_App and web page records_:
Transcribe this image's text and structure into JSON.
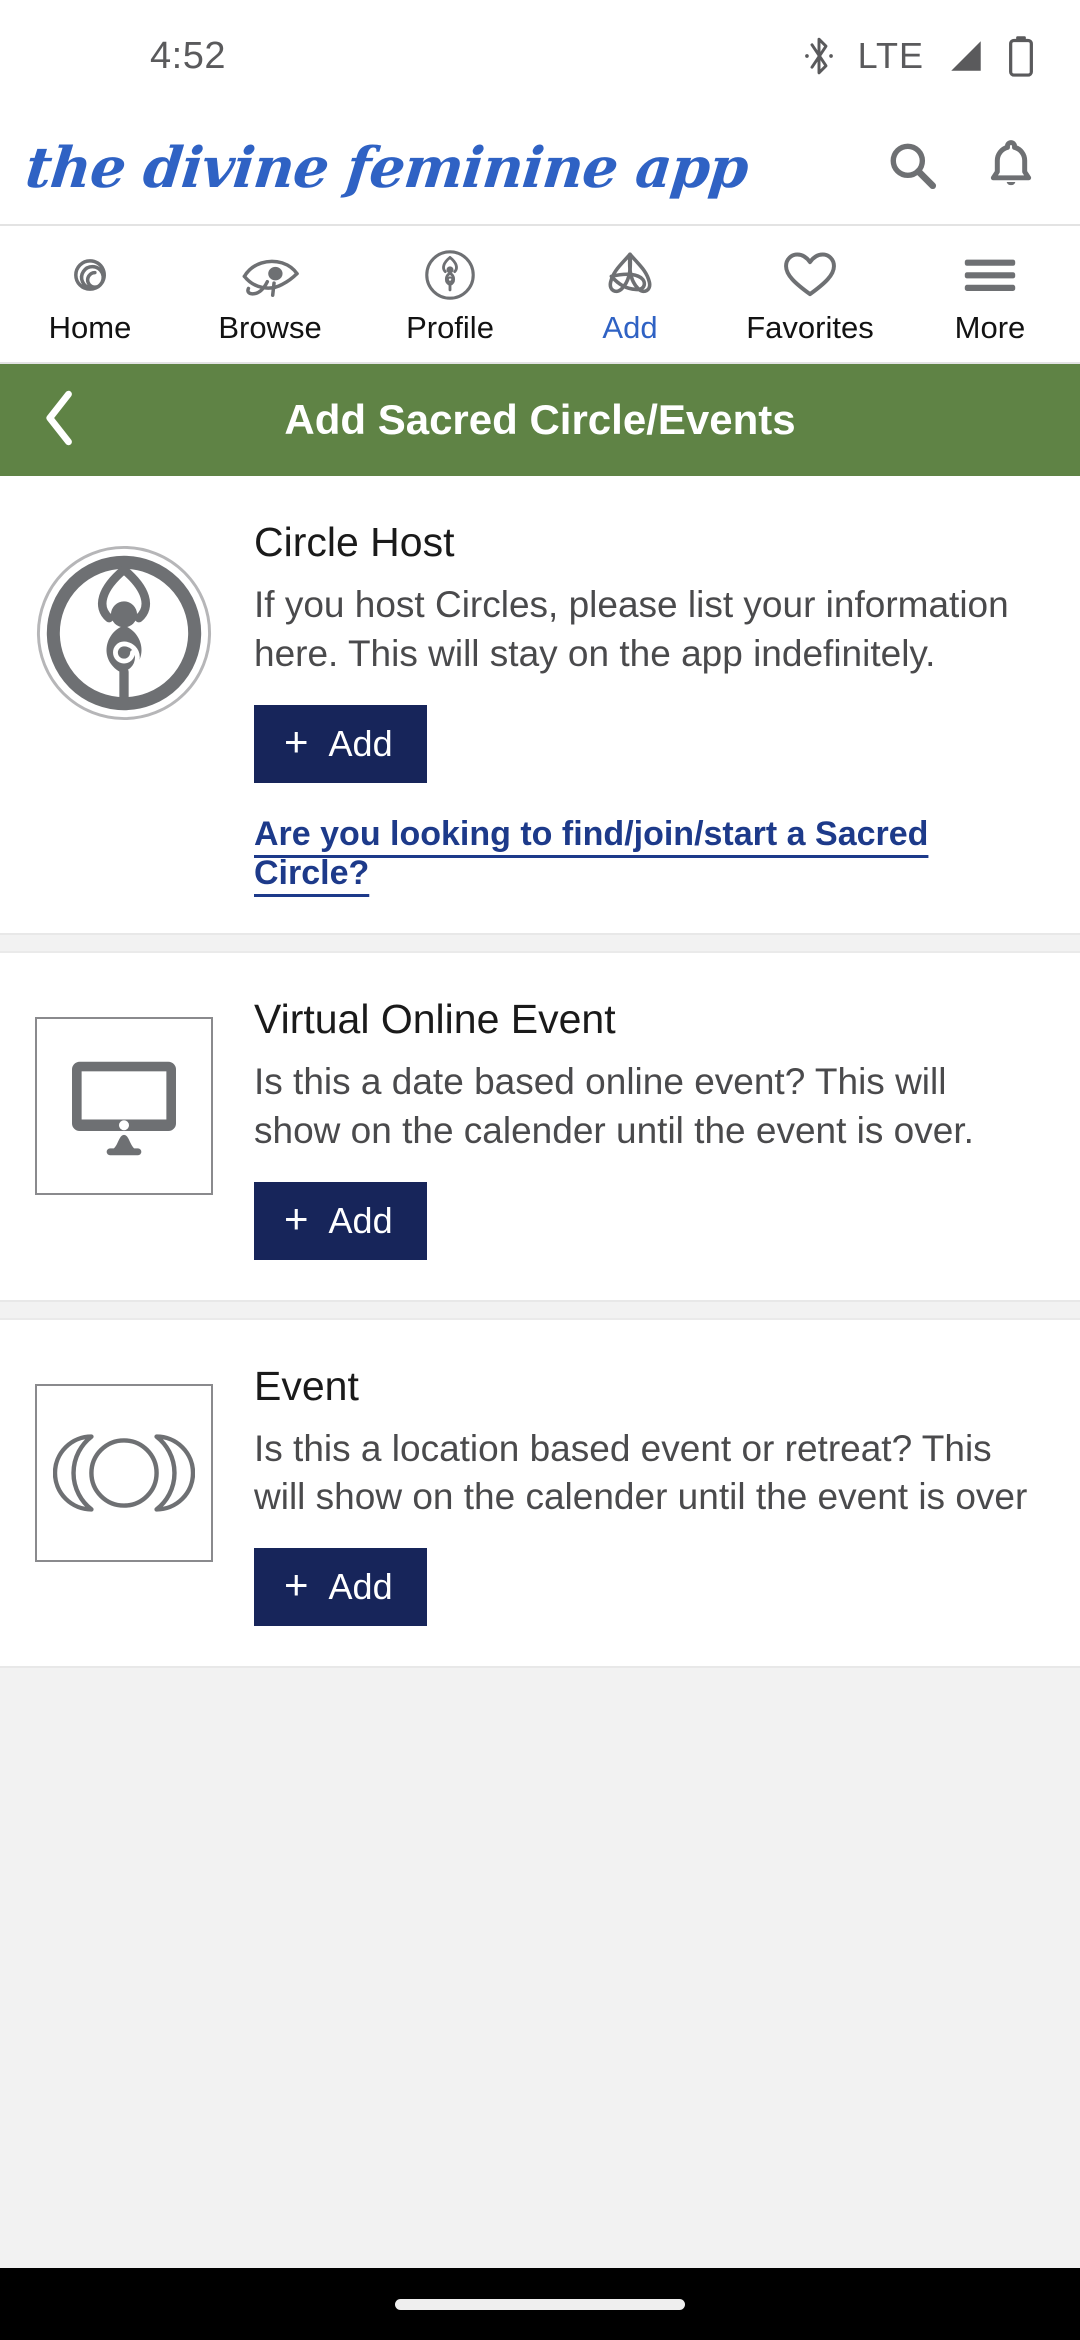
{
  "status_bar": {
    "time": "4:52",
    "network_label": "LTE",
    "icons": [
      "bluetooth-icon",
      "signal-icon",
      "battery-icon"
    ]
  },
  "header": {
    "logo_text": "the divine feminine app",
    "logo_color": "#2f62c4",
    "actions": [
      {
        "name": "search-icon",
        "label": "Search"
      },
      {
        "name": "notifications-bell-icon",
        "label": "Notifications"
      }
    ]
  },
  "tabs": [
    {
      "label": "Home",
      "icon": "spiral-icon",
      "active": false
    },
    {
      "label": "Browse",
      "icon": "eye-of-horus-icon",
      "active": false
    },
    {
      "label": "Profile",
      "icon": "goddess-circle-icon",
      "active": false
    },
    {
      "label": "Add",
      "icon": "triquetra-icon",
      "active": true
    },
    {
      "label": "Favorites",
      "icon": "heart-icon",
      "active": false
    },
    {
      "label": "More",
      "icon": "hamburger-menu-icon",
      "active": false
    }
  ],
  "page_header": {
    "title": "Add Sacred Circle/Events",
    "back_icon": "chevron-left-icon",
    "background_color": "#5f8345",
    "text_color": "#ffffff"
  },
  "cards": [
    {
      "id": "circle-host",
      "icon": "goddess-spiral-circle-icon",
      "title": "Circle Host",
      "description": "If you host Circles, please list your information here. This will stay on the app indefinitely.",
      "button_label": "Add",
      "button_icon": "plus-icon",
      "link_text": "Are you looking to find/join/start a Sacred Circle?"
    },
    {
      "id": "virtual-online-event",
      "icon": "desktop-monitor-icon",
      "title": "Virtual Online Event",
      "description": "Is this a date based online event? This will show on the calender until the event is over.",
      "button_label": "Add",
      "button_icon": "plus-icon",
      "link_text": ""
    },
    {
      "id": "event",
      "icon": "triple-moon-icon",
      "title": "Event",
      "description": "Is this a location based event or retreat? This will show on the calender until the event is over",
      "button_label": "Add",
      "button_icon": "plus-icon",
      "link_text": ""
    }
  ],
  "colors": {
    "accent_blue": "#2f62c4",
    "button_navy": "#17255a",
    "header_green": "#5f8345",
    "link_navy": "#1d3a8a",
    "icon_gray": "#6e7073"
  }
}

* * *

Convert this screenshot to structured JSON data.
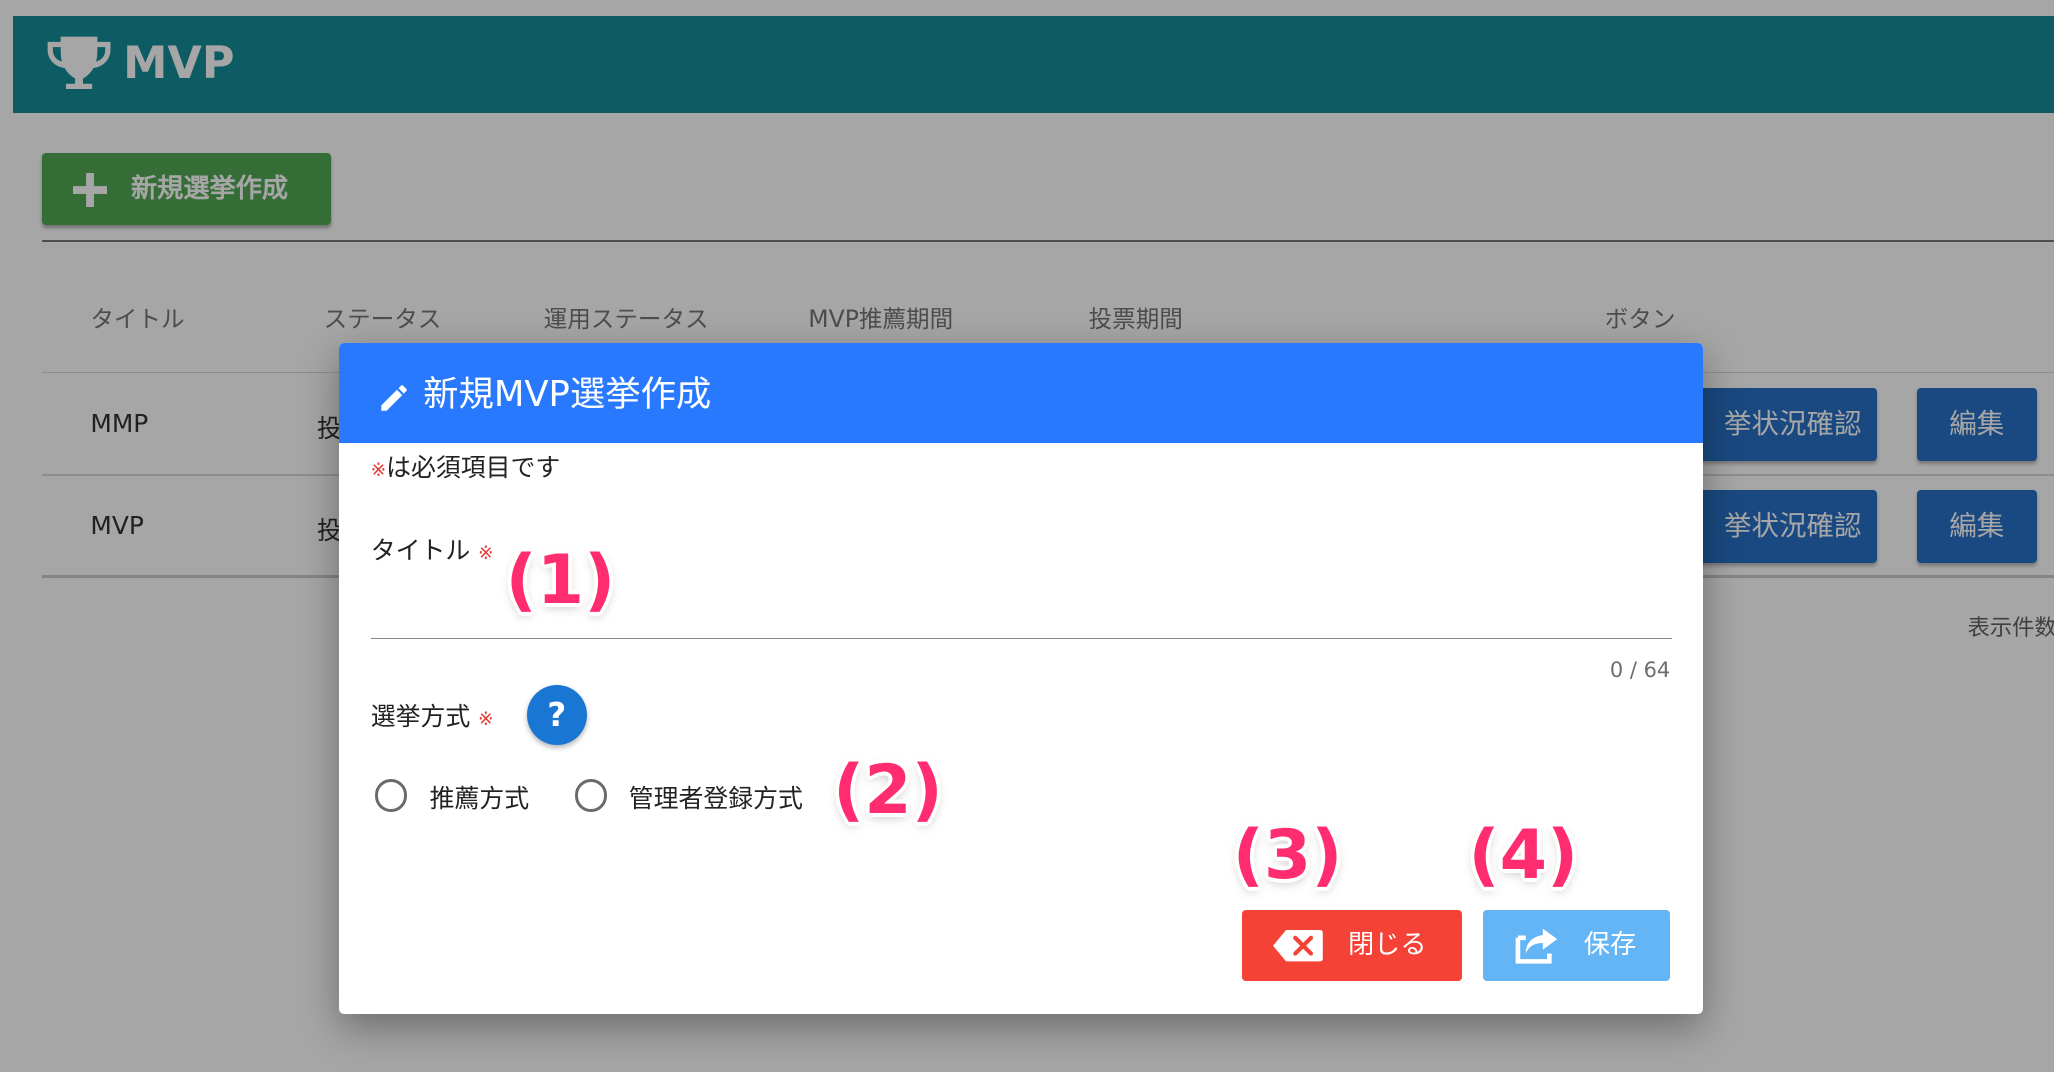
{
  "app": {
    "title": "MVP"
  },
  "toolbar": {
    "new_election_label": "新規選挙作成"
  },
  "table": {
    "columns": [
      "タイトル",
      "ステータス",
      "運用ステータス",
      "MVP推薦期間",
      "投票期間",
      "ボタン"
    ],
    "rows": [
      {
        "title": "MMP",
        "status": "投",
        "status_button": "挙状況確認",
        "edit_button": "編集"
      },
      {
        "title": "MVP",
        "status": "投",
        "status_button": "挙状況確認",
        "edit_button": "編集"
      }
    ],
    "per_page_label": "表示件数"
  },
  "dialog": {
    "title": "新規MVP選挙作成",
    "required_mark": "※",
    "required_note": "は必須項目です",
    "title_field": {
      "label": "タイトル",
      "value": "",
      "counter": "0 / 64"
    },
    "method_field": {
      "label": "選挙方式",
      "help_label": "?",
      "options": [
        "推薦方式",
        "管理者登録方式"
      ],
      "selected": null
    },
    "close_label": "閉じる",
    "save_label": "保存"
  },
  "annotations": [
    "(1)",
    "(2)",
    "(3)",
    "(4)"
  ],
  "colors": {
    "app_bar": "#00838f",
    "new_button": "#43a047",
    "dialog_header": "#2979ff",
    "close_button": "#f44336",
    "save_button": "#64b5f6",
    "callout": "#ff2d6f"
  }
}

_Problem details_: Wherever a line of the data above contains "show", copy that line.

_Output of the exercise_:
      "description": "Is this a date based online event? This will show on the calender until the event is over.",
      "description": "Is this a location based event or retreat? This will show on the calender until the event is over",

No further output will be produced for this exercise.